Aim of the exercise -
The records that follow are to be copied word for word. Pictures should be omitted.

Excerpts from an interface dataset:
╭──

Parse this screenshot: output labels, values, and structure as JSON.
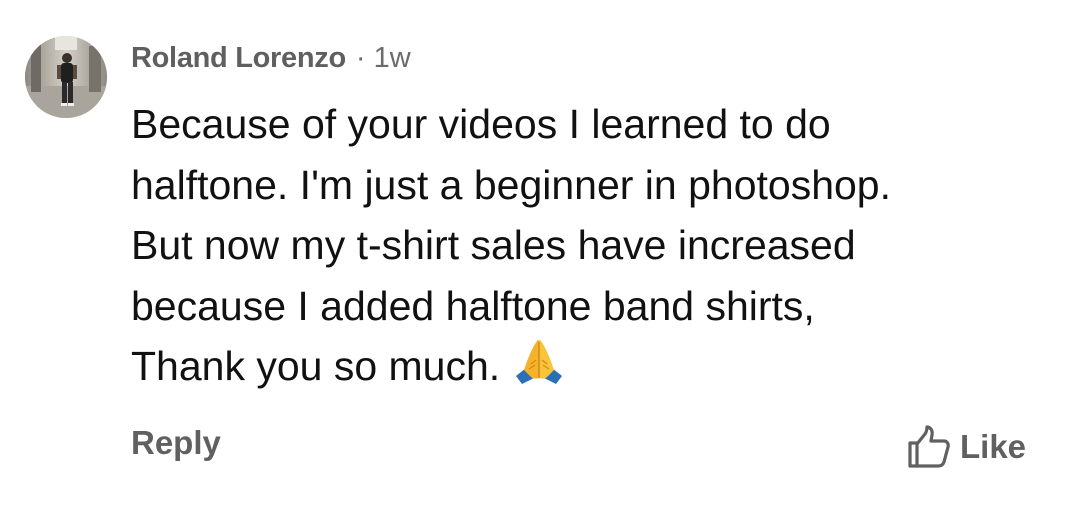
{
  "comment": {
    "author": "Roland Lorenzo",
    "separator": "·",
    "timestamp": "1w",
    "body_lines": [
      "Because of your videos I learned to do",
      "halftone. I'm just a beginner in photoshop.",
      "But now my t-shirt sales have increased",
      "because I added halftone band shirts,",
      "Thank you so much."
    ],
    "emoji": "folded-hands-icon",
    "avatar": "avatar"
  },
  "actions": {
    "reply_label": "Reply",
    "like_label": "Like",
    "like_icon": "thumbs-up-icon"
  },
  "colors": {
    "text_primary": "#111111",
    "text_secondary": "#606060",
    "background": "#ffffff"
  }
}
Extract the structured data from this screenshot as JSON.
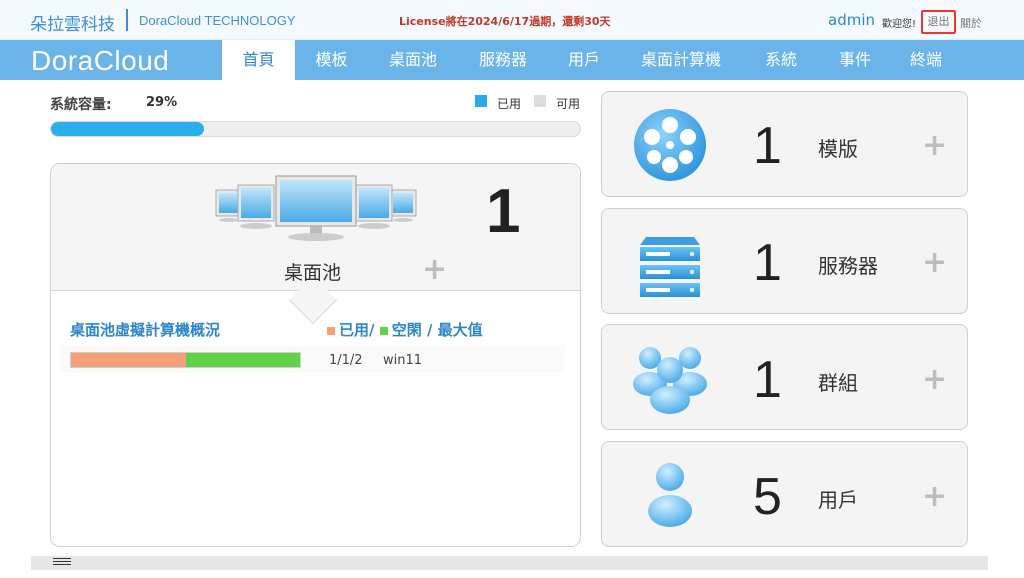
{
  "header": {
    "brand_cn": "朵拉雲科技",
    "brand_en": "DoraCloud TECHNOLOGY",
    "license": "License將在2024/6/17過期，還剩30天",
    "user": "admin",
    "welcome": "歡迎您!",
    "logout": "退出",
    "about": "關於"
  },
  "nav": {
    "logo": "DoraCloud",
    "items": [
      "首頁",
      "模板",
      "桌面池",
      "服務器",
      "用戶",
      "桌面計算機",
      "系統",
      "事件",
      "終端"
    ],
    "active_index": 0
  },
  "capacity": {
    "label": "系統容量:",
    "value": "29%",
    "percent": 29,
    "legend_used": "已用",
    "legend_free": "可用",
    "colors": {
      "used": "#29a8ea",
      "free": "#dcdcdc"
    }
  },
  "pool": {
    "count": "1",
    "title": "桌面池",
    "plus": "+",
    "vm_title": "桌面池虛擬計算機概況",
    "vm_legend": {
      "used": "已用/",
      "free": "空閑 / 最大值"
    },
    "rows": [
      {
        "ratio": "1/1/2",
        "name": "win11",
        "used": 1,
        "free": 1,
        "max": 2
      }
    ],
    "colors": {
      "used": "#f6a07a",
      "free": "#5fd24a"
    }
  },
  "stats": [
    {
      "count": "1",
      "label": "模版",
      "icon": "film-reel-icon"
    },
    {
      "count": "1",
      "label": "服務器",
      "icon": "server-icon"
    },
    {
      "count": "1",
      "label": "群組",
      "icon": "group-icon"
    },
    {
      "count": "5",
      "label": "用戶",
      "icon": "user-icon"
    }
  ],
  "stat_plus": "+",
  "accent": "#6ab4ea"
}
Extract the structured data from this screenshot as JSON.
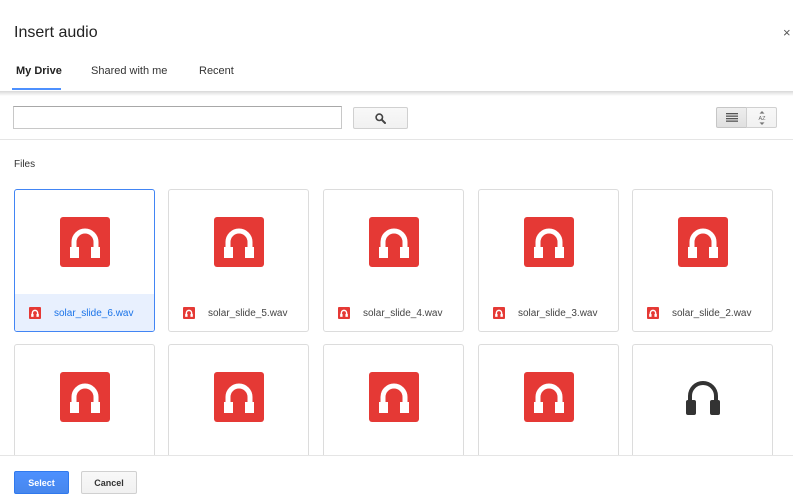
{
  "dialog": {
    "title": "Insert audio",
    "close_label": "×"
  },
  "tabs": [
    {
      "label": "My Drive",
      "active": true
    },
    {
      "label": "Shared with me",
      "active": false
    },
    {
      "label": "Recent",
      "active": false
    }
  ],
  "toolbar": {
    "search_value": "",
    "search_placeholder": "",
    "search_icon": "magnifier-icon",
    "list_view_icon": "list-view-icon",
    "sort_icon": "sort-az-icon",
    "sort_label": "AZ"
  },
  "files": {
    "section_label": "Files",
    "items": [
      {
        "name": "solar_slide_6.wav",
        "icon": "audio-file-icon",
        "selected": true
      },
      {
        "name": "solar_slide_5.wav",
        "icon": "audio-file-icon",
        "selected": false
      },
      {
        "name": "solar_slide_4.wav",
        "icon": "audio-file-icon",
        "selected": false
      },
      {
        "name": "solar_slide_3.wav",
        "icon": "audio-file-icon",
        "selected": false
      },
      {
        "name": "solar_slide_2.wav",
        "icon": "audio-file-icon",
        "selected": false
      },
      {
        "name": "",
        "icon": "audio-file-icon",
        "selected": false
      },
      {
        "name": "",
        "icon": "audio-file-icon",
        "selected": false
      },
      {
        "name": "",
        "icon": "audio-file-icon",
        "selected": false
      },
      {
        "name": "",
        "icon": "audio-file-icon",
        "selected": false
      },
      {
        "name": "",
        "icon": "headphones-icon",
        "selected": false
      }
    ]
  },
  "footer": {
    "select_label": "Select",
    "cancel_label": "Cancel"
  },
  "colors": {
    "accent": "#4d90fe",
    "audio_icon": "#e53935",
    "selected_bg": "#e8f0fe"
  }
}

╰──

Your solution -
Parse this screenshot: output labels, values, and structure as JSON.
{
  "comment": {
    "author": "Roland Lorenzo",
    "separator": "·",
    "timestamp": "1w",
    "body_lines": [
      "Because of your videos I learned to do",
      "halftone. I'm just a beginner in photoshop.",
      "But now my t-shirt sales have increased",
      "because I added halftone band shirts,",
      "Thank you so much."
    ],
    "emoji": "folded-hands-icon",
    "avatar": "avatar"
  },
  "actions": {
    "reply_label": "Reply",
    "like_label": "Like",
    "like_icon": "thumbs-up-icon"
  },
  "colors": {
    "text_primary": "#111111",
    "text_secondary": "#606060",
    "background": "#ffffff"
  }
}
Extract the structured data from this screenshot as JSON.
{
  "header": {
    "brand_cn": "朵拉雲科技",
    "brand_en": "DoraCloud TECHNOLOGY",
    "license": "License將在2024/6/17過期，還剩30天",
    "user": "admin",
    "welcome": "歡迎您!",
    "logout": "退出",
    "about": "關於"
  },
  "nav": {
    "logo": "DoraCloud",
    "items": [
      "首頁",
      "模板",
      "桌面池",
      "服務器",
      "用戶",
      "桌面計算機",
      "系統",
      "事件",
      "終端"
    ],
    "active_index": 0
  },
  "capacity": {
    "label": "系統容量:",
    "value": "29%",
    "percent": 29,
    "legend_used": "已用",
    "legend_free": "可用",
    "colors": {
      "used": "#29a8ea",
      "free": "#dcdcdc"
    }
  },
  "pool": {
    "count": "1",
    "title": "桌面池",
    "plus": "+",
    "vm_title": "桌面池虛擬計算機概況",
    "vm_legend": {
      "used": "已用/",
      "free": "空閑 / 最大值"
    },
    "rows": [
      {
        "ratio": "1/1/2",
        "name": "win11",
        "used": 1,
        "free": 1,
        "max": 2
      }
    ],
    "colors": {
      "used": "#f6a07a",
      "free": "#5fd24a"
    }
  },
  "stats": [
    {
      "count": "1",
      "label": "模版",
      "icon": "film-reel-icon"
    },
    {
      "count": "1",
      "label": "服務器",
      "icon": "server-icon"
    },
    {
      "count": "1",
      "label": "群組",
      "icon": "group-icon"
    },
    {
      "count": "5",
      "label": "用戶",
      "icon": "user-icon"
    }
  ],
  "stat_plus": "+",
  "accent": "#6ab4ea"
}
Extract the structured data from this screenshot as JSON.
{
  "dialog": {
    "title": "Insert audio",
    "close_label": "×"
  },
  "tabs": [
    {
      "label": "My Drive",
      "active": true
    },
    {
      "label": "Shared with me",
      "active": false
    },
    {
      "label": "Recent",
      "active": false
    }
  ],
  "toolbar": {
    "search_value": "",
    "search_placeholder": "",
    "search_icon": "magnifier-icon",
    "list_view_icon": "list-view-icon",
    "sort_icon": "sort-az-icon",
    "sort_label": "AZ"
  },
  "files": {
    "section_label": "Files",
    "items": [
      {
        "name": "solar_slide_6.wav",
        "icon": "audio-file-icon",
        "selected": true
      },
      {
        "name": "solar_slide_5.wav",
        "icon": "audio-file-icon",
        "selected": false
      },
      {
        "name": "solar_slide_4.wav",
        "icon": "audio-file-icon",
        "selected": false
      },
      {
        "name": "solar_slide_3.wav",
        "icon": "audio-file-icon",
        "selected": false
      },
      {
        "name": "solar_slide_2.wav",
        "icon": "audio-file-icon",
        "selected": false
      },
      {
        "name": "",
        "icon": "audio-file-icon",
        "selected": false
      },
      {
        "name": "",
        "icon": "audio-file-icon",
        "selected": false
      },
      {
        "name": "",
        "icon": "audio-file-icon",
        "selected": false
      },
      {
        "name": "",
        "icon": "audio-file-icon",
        "selected": false
      },
      {
        "name": "",
        "icon": "headphones-icon",
        "selected": false
      }
    ]
  },
  "footer": {
    "select_label": "Select",
    "cancel_label": "Cancel"
  },
  "colors": {
    "accent": "#4d90fe",
    "audio_icon": "#e53935",
    "selected_bg": "#e8f0fe"
  }
}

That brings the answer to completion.